I was so glad I had my camera with me that day.
Greeting card available here.

13 July 2016

Whitecross Street Party this Saturday 16th July

AKA The Rise of the Non-Conformists – this is a colourful, vibrant, musical event is well worth a visit.
I will have a stall there and, in addition to a selection of my clay pipe jewellery, I will for the first time be selling my  London Central cards featuring St Pauls, Barbican, Battersea Power Station and the like, as well a selection of the North London ones (click the image of them, above right).
Here is a link to a post I did about this event in 2013.
I have only just realised as I was writing that this follows on from my last post about Old Street as Whitecross Street is on its south side almost opposite St Luke's Church, so after or pre the street party why not go check out those cart entrances and unusual signs etc...?

5 July 2016

Old Street observations

Opposite St Luke's on Old Street I noticed many of the terraces have accesses to the rear once used by carts and lorries.
That's it. Just an observation.


There are plenty of other pleasing and interesting things along the stretch between Old Street roundabout and Goswell Road:


30 June 2016

FOUND at the Foundling Museum – curated by Cornelia Parker

Here's interesting... in amongst the lovely historical artefacts and artworks at this small but evocative museum there are exhibits by sixty modern artists that respond to the theme of 'FOUND'.
Cornelia Parker (no relation) has brought together an eclectic panel of people who have all come at this idea from different angles. The exhibition runs until 4th September.
The Foundling's website will tell you more, but not too much or else there'd be no surprises.
Seeing Cordelia's image of a piece of an old leather shoe brings to mind a post I wrote two years ago when I FOUND (see what I did there) lots of bits of shoe leather on the foreshore near Blackfriars Bridge south side.
Here's a pile of other stuff I FOUND on the foreshore at Limehouse.


At the Foundling gift shop there is a selection of my jewellery made from clay pipes which perfectly fits in with the FOUND theme.
Some pics of the museum here.

27 June 2016

Halo Tower, Stratford

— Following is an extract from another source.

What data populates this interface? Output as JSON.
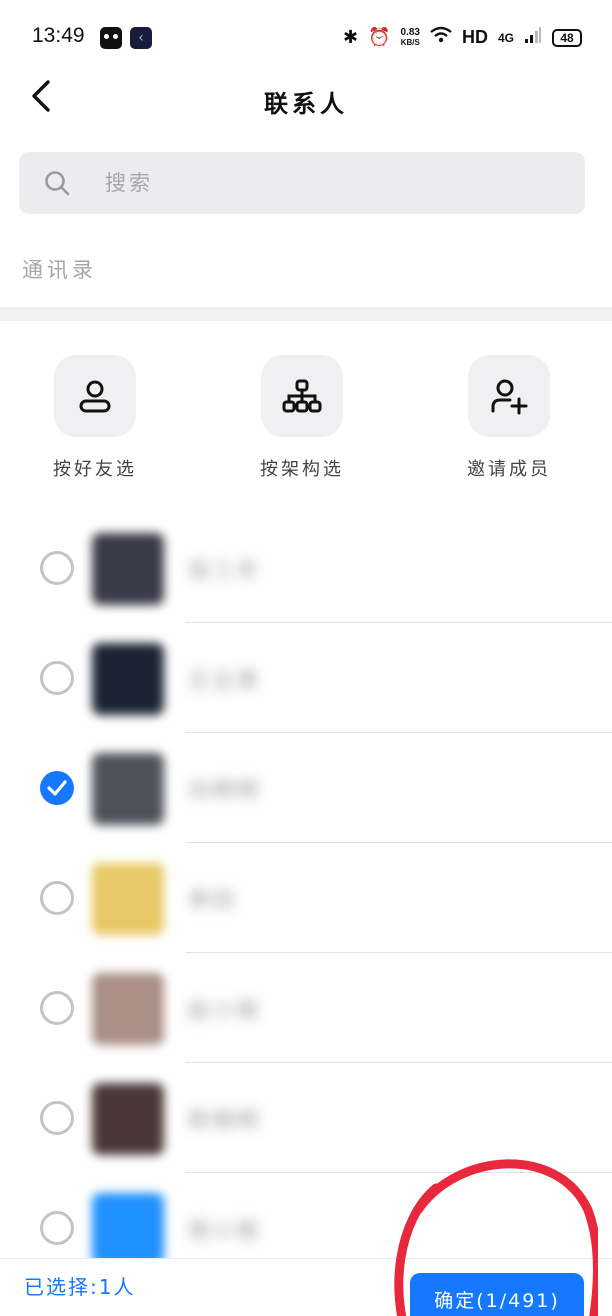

Wandering along Stratford High Street the other week I stopped to photograph this mosaic depicting a street seller.

A Georgian flower seller
I was then distracted by the tower block looming behind it – Halo Tower at No.50 is 133 metres tall, has 33 floors and is built in the 'iconic' style.

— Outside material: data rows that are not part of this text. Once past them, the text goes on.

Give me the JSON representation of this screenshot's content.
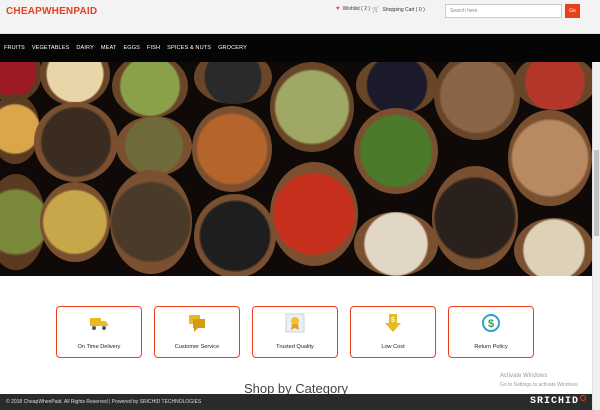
{
  "header": {
    "logo": "CHEAPWHENPAID",
    "wishlist": "Wishlist ( 2 )",
    "cart": "Shopping Cart ( 0 )",
    "search_placeholder": "Search here",
    "go_label": "Go",
    "heart_icon": "heart-icon",
    "cart_icon": "cart-icon"
  },
  "nav": [
    "FRUITS",
    "VEGETABLES",
    "DAIRY",
    "MEAT",
    "EGGS",
    "FISH",
    "SPICES & NUTS",
    "GROCERY"
  ],
  "features": [
    {
      "label": "On Time Delivery",
      "icon": "truck-icon"
    },
    {
      "label": "Customer Service",
      "icon": "chat-icon"
    },
    {
      "label": "Trusted Quality",
      "icon": "award-icon"
    },
    {
      "label": "Low Cost",
      "icon": "price-down-icon"
    },
    {
      "label": "Return Policy",
      "icon": "dollar-return-icon"
    }
  ],
  "section_title": "Shop by Category",
  "windows_notice": {
    "title": "Activate Windows",
    "subtitle": "Go to Settings to activate Windows."
  },
  "footer": {
    "copyright": "© 2018 CheapWhenPaid. All Rights Reserved | Powered by SRICHID TECHNOLOGIES",
    "brand": "SRICHID"
  },
  "colors": {
    "accent": "#e8401c",
    "nav_bg": "#050505",
    "footer_bg": "#2b2b2b"
  }
}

Views to the Queen Elizabeth Olympic Park
But look closer at the outside of the building and see how the panels on this tower, which is less than five years old (completed 2014), are already starting to deteriorate.


The colour on the dark blue paint panels is flaking away
Genesis' blurb for the building reads "With a central 43 floor residential tower rising high above the London skyline, Stratford Halo is a truly landmark development"
Another site tells me "It's modernistic look attracts high profile businessmen and wealthy people such as YouTubers". Oh. Right.If this is the quality of the fabric of the building what hope is there for the quality of the workmanship on the interior?

Genesis signage on the building itself and Filtons estate agent window
The information on the ground floor of the building highlights the facilities that come with renting an apartment of this kind; concierge services, integrated branded appliances, dedicated onsite property manager (who doesn't appear to be managing the property very well so far), communal sky gardens, and, of course, gym facilities.
Interesting that there only appears to be rental opportunities.
These clip-together buildings concern me.

And another thought about buying new property regarding the terms of freeholds and leaseholds; how does a 125 year lease apply when many similar new builds will more than likely not last more than 20 years? Where is the security? These are transient property purchases, not homes for living a long life in. 
Call me weird, but I'll stick with bricks and mortar.